(Excerpts from an interface dataset)
##########

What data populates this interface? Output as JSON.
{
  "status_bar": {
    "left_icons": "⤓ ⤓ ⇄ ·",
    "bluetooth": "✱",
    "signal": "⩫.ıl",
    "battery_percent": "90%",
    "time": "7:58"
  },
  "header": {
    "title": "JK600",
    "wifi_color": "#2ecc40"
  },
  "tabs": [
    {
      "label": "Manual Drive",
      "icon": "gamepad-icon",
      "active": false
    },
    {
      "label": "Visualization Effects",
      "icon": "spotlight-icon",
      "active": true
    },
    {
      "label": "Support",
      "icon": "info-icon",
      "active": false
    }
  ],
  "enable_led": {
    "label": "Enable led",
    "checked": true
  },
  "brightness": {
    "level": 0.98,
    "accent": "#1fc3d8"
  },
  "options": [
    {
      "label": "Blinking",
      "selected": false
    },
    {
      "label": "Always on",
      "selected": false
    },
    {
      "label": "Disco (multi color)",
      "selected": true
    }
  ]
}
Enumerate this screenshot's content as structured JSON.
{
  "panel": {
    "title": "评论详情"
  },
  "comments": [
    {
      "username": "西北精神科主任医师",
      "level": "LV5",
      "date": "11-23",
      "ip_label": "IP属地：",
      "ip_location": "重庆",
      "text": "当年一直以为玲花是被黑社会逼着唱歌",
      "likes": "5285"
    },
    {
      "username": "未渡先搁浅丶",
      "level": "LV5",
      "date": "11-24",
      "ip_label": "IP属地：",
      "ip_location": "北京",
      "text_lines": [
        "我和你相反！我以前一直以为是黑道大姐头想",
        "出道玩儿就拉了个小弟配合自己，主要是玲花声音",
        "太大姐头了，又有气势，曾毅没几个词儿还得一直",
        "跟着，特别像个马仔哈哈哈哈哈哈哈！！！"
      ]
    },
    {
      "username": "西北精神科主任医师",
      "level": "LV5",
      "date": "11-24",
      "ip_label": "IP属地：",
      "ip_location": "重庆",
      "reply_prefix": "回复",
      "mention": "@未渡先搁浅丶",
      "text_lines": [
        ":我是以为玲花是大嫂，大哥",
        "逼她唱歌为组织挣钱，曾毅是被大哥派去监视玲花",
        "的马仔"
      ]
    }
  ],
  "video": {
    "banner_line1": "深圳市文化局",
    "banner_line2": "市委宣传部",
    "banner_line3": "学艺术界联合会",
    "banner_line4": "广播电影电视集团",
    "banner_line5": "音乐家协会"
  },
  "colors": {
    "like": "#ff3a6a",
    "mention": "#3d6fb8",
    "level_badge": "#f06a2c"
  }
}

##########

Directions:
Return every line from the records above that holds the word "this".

Final answer:
What data populates this interface? Output as JSON.
Enumerate this screenshot's content as structured JSON.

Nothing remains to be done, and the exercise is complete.